[Problem details] Count every line below that holds "title". The answer is the number alone.

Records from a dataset
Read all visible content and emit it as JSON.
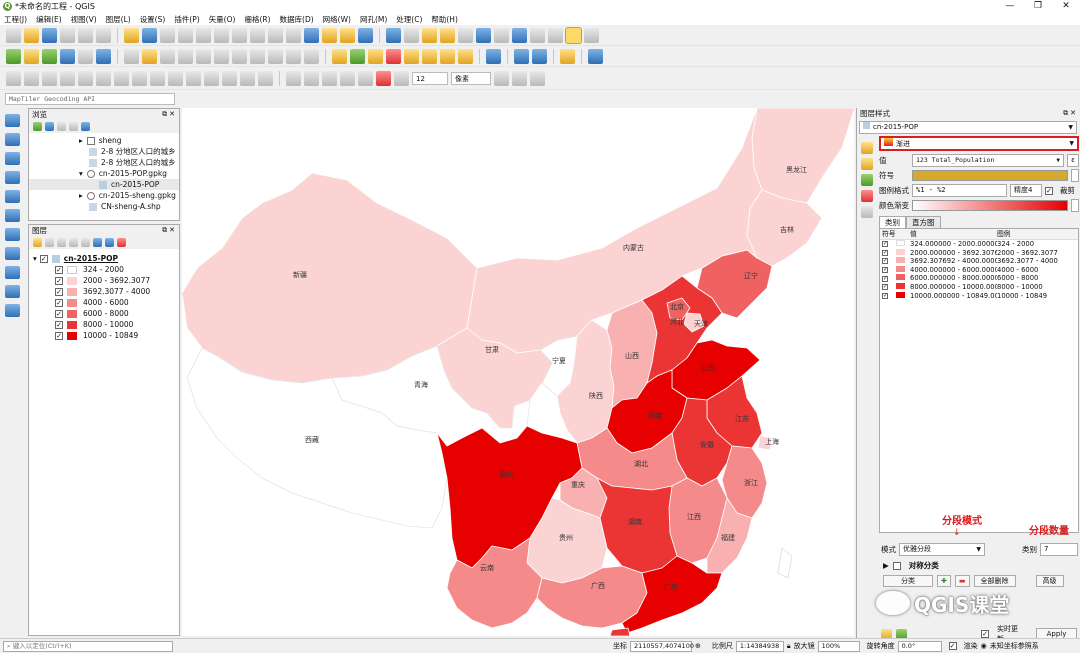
{
  "window": {
    "title": "*未命名的工程 - QGIS",
    "logo": "Q",
    "min": "—",
    "max": "❐",
    "close": "✕"
  },
  "menu": [
    "工程(J)",
    "编辑(E)",
    "视图(V)",
    "图层(L)",
    "设置(S)",
    "插件(P)",
    "矢量(O)",
    "栅格(R)",
    "数据库(D)",
    "网络(W)",
    "网孔(M)",
    "处理(C)",
    "帮助(H)"
  ],
  "toolbar3": {
    "size_value": "12",
    "unit_value": "像素"
  },
  "geocoder": {
    "placeholder": "MapTiler Geocoding API"
  },
  "browser": {
    "title": "浏览",
    "items": [
      {
        "label": "sheng",
        "indent": 60
      },
      {
        "label": "2-8  分地区人口的城乡",
        "indent": 60
      },
      {
        "label": "2-8  分地区人口的城乡",
        "indent": 60
      },
      {
        "label": "cn-2015-POP.gpkg",
        "indent": 50
      },
      {
        "label": "cn-2015-POP",
        "indent": 70
      },
      {
        "label": "cn-2015-sheng.gpkg",
        "indent": 50
      },
      {
        "label": "CN-sheng-A.shp",
        "indent": 50
      }
    ]
  },
  "layers": {
    "title": "图层",
    "layer_name": "cn-2015-POP",
    "legend": [
      {
        "label": "324 - 2000",
        "color": "#ffffff"
      },
      {
        "label": "2000 - 3692.3077",
        "color": "#fbd3d3"
      },
      {
        "label": "3692.3077 - 4000",
        "color": "#f8b0b0"
      },
      {
        "label": "4000 - 6000",
        "color": "#f58a8a"
      },
      {
        "label": "6000 - 8000",
        "color": "#f06262"
      },
      {
        "label": "8000 - 10000",
        "color": "#eb3535"
      },
      {
        "label": "10000 - 10849",
        "color": "#e60000"
      }
    ]
  },
  "map": {
    "labels": {
      "heilongjiang": "黑龙江",
      "jilin": "吉林",
      "liaoning": "辽宁",
      "neimenggu": "内蒙古",
      "beijing": "北京",
      "tianjin": "天津",
      "hebei": "河北",
      "shanxi": "山西",
      "xinjiang": "新疆",
      "gansu": "甘肃",
      "ningxia": "宁夏",
      "qinghai": "青海",
      "shaanxi": "陕西",
      "shandong": "山东",
      "henan": "河南",
      "jiangsu": "江苏",
      "shanghai": "上海",
      "anhui": "安徽",
      "xizang": "西藏",
      "sichuan": "四川",
      "hubei": "湖北",
      "chongqing": "重庆",
      "zhejiang": "浙江",
      "hunan": "湖南",
      "jiangxi": "江西",
      "guizhou": "贵州",
      "fujian": "福建",
      "yunnan": "云南",
      "guangxi": "广西",
      "guangdong": "广东"
    }
  },
  "style_panel": {
    "title": "图层样式",
    "layer_select": "cn-2015-POP",
    "renderer": "渐进",
    "value_label": "值",
    "value_field": "123 Total_Population",
    "symbol_label": "符号",
    "symbol_color": "#d4a92e",
    "format_label": "图例格式",
    "format_value": "%1 - %2",
    "precision_label": "精度4",
    "trim_label": "裁剪",
    "ramp_label": "颜色渐变",
    "tab_classes": "类别",
    "tab_histogram": "直方图",
    "col_symbol": "符号",
    "col_value": "值",
    "col_legend": "图例",
    "classes": [
      {
        "value": "324.000000 - 2000.000000",
        "legend": "324 - 2000",
        "color": "#ffffff"
      },
      {
        "value": "2000.000000 - 3692.307692",
        "legend": "2000 - 3692.3077",
        "color": "#fbd3d3"
      },
      {
        "value": "3692.307692 - 4000.000000",
        "legend": "3692.3077 - 4000",
        "color": "#f8b0b0"
      },
      {
        "value": "4000.000000 - 6000.000000",
        "legend": "4000 - 6000",
        "color": "#f58a8a"
      },
      {
        "value": "6000.000000 - 8000.000000",
        "legend": "6000 - 8000",
        "color": "#f06262"
      },
      {
        "value": "8000.000000 - 10000.000000",
        "legend": "8000 - 10000",
        "color": "#eb3535"
      },
      {
        "value": "10000.000000 - 10849.000000",
        "legend": "10000 - 10849",
        "color": "#e60000"
      }
    ],
    "annot_mode": "分段模式",
    "annot_count": "分段数量",
    "mode_label": "模式",
    "mode_value": "优雅分段",
    "classes_label": "类别",
    "classes_count": "7",
    "symmetric_label": "对称分类",
    "classify_btn": "分类",
    "delete_all_btn": "全部删除",
    "advanced_btn": "高级",
    "live_update": "实时更新",
    "apply_btn": "Apply"
  },
  "statusbar": {
    "locate_placeholder": "键入以定位(Ctrl+K)",
    "coord_label": "坐标",
    "coord_value": "2110557,4074100",
    "scale_label": "比例尺",
    "scale_value": "1:14384938",
    "magnifier_label": "放大镜",
    "magnifier_value": "100%",
    "rotation_label": "旋转角度",
    "rotation_value": "0.0°",
    "render_label": "渲染",
    "crs_label": "未知坐标参照系"
  },
  "watermark": {
    "text": "QGIS课堂"
  }
}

[Finished task] 4